Observer readers sound off on local events.
An absence of Dora
Only one time in a reporter’s life is it right and proper to be the center of a story: the day you die. As usual, Dora Walters scooped me. A couple of deadlines later, maybe I can add a few words about the woman who touched so many lives with truth.
What happened to all her notebooks? Contact sheets and negatives? Are the bound volumes of past issues containing her works on the hurricane evacuation list? Taken together, the batch would weigh more than my diminutive and persistent amiga, the indefatigable Dora.
As a cub radio reporter covering Sarasota County in the 1970s, I ran across her at car wrecks and county commission meetings. She was working for WTVT in Tampa. A major media TV news gal. Their south-of-the-bay one-man-band, shooting 8 millimeter film. She was the station’s first female reporter but already a seasoned pro from the competitive northeastern newspaper trenches.
I once raced up on a car crash. Dora was already there, both of us using cop scanners. “Who’s the guy in the car?” I asked her. “You need to find out for yourself,” she replied. OK, I found a cop. Or another time, “Who’s the guy with the blue tie?” in a county commission meeting atop the Terrace Building in downtown Sarasota. “Snow White, I think it is. With a W.”
She was always so helpful to the competition.
Once there was an effort to start a Manatee-Sarasota press club. A monthly meet for drinks and laughs. Dora was a founding member. Maybe we could sell T-shirts to endow a high school scholarship. Herald-Tribune reporters boycotted the meetings, under stern publisher eyeballs. Were we Writer’s Guild secret agents? We designed a logo and called it the After -30- Club. The -30- being an old reporter shorthand at the bottom of the story to denote “that’s the end.”

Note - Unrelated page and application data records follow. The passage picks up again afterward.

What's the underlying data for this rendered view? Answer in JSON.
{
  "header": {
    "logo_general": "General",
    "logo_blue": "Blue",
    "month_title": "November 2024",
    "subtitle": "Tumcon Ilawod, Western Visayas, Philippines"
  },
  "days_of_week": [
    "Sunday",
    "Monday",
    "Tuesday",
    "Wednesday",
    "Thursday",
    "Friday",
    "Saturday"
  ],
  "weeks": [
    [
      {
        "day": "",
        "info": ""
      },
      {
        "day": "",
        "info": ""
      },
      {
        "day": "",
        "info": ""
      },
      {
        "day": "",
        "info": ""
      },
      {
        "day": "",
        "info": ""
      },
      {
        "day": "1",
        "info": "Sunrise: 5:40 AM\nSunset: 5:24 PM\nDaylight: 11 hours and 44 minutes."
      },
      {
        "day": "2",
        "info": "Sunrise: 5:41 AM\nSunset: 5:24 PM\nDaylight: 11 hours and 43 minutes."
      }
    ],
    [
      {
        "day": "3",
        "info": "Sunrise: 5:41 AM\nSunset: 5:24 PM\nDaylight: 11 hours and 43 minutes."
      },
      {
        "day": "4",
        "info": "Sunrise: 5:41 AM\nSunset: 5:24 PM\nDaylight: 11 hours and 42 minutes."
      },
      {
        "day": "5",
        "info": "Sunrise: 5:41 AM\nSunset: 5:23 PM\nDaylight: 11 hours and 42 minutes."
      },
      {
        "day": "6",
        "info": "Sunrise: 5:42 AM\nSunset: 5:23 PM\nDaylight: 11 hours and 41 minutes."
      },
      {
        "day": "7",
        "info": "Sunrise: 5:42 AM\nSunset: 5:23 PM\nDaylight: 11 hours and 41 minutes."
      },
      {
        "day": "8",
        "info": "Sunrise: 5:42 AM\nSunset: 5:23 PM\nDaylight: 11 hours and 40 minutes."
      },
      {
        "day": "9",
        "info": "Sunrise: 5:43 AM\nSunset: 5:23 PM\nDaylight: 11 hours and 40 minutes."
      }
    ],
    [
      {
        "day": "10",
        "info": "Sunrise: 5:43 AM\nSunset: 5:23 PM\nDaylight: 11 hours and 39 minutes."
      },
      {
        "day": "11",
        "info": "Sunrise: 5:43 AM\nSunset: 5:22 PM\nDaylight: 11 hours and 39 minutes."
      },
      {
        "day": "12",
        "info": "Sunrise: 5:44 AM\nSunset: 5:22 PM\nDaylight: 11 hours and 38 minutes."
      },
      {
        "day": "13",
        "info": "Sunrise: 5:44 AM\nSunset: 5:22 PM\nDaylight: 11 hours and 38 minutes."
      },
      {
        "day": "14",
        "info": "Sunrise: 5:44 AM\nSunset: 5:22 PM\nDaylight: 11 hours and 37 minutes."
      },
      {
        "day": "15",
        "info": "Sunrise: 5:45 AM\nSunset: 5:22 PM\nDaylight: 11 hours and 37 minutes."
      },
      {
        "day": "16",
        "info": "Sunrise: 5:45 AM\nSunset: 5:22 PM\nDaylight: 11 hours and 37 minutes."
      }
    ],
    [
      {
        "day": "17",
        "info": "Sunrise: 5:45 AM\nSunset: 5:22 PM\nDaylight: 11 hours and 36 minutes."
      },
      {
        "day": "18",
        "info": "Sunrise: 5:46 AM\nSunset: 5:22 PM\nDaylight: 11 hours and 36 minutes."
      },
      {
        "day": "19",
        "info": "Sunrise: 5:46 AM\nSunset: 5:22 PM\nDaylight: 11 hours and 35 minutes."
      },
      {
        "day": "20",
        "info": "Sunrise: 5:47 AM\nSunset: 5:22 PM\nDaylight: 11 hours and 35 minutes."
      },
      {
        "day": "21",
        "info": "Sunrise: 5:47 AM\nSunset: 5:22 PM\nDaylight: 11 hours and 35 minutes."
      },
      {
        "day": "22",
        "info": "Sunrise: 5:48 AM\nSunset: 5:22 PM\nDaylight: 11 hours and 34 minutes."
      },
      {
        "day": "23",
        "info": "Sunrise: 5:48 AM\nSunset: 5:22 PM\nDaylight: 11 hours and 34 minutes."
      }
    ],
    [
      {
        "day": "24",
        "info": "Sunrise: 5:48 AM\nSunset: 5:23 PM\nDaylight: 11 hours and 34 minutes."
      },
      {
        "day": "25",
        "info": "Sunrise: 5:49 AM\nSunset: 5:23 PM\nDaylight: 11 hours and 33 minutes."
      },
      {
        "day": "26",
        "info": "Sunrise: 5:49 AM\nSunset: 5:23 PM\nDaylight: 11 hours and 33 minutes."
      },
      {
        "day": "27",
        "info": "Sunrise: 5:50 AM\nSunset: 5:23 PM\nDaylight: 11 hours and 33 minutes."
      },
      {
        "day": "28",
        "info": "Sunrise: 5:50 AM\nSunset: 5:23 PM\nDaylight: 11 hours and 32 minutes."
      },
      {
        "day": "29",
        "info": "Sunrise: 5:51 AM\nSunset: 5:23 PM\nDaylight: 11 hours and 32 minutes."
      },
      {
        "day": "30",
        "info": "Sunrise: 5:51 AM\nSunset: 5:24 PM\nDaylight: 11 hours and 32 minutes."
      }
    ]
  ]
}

Our orbits diverged, as I gravitated to TV, and she gravitated back to print. Years later, I was back in Sarasota with my radio reporter hat back on. Delighted to rejoin several of the After -30- gang on the beat, including tiny Dora with her raspy cat’s-tongue voice.
She was now on Longboat Key patrol, plugged and wired. Heaven help her competition. I was delighted she wasn’t in radio.
We were both sailors, volunteering at the Sarasota Sailing Squadron, where she could uncurl. A placid skipper, if I remember right. Doing more than her part to keep the place going.
I married and moved away. Dora in that period entered the most perilous portion of her career, now a top dog reporter with little competition. Her coverage of island events was often the only coverage, which can bestow real power.
She sailed those dangerous waters on an even keel for more than a decade. Everybody has an “inside tattoo,” a short statement that lasts your life long. Hers read “responsibility.” Longboat needed her insights, and she gave them in plain English on deadline every week.
Technology evolved around her, from a Bell & Howell wind-up camera to the age of video-on-demand. The physics of moving a story has changed, but telling it hasn’t.
Every reporter we lose is a stilled voice. We need a lot more Doras.
Bring back the birds
Commissioners, now that you have eliminated all but two male peacocks from the Village, it’s time to send your Public Works employees to the farm (where you supposedly sent the one female and numerous hatchlings for the past two years) and round up 10 male peafowl and bring them back to the Village.
In your infinite wisdom and decision to have 12 male peacocks roaming our Village streets, I must agree it was a decision I can live with, though I seldom agree with anything you propose. I will leave that conversation for another time.
So let’s get busy with it and get us our 10 birds that you owe us. After all, it was your decision to start with, so let’s abide by the rules that you have created.
And for those people who can’t stand the peacocks, I couldn’t care less. Live with it. We have to live with you.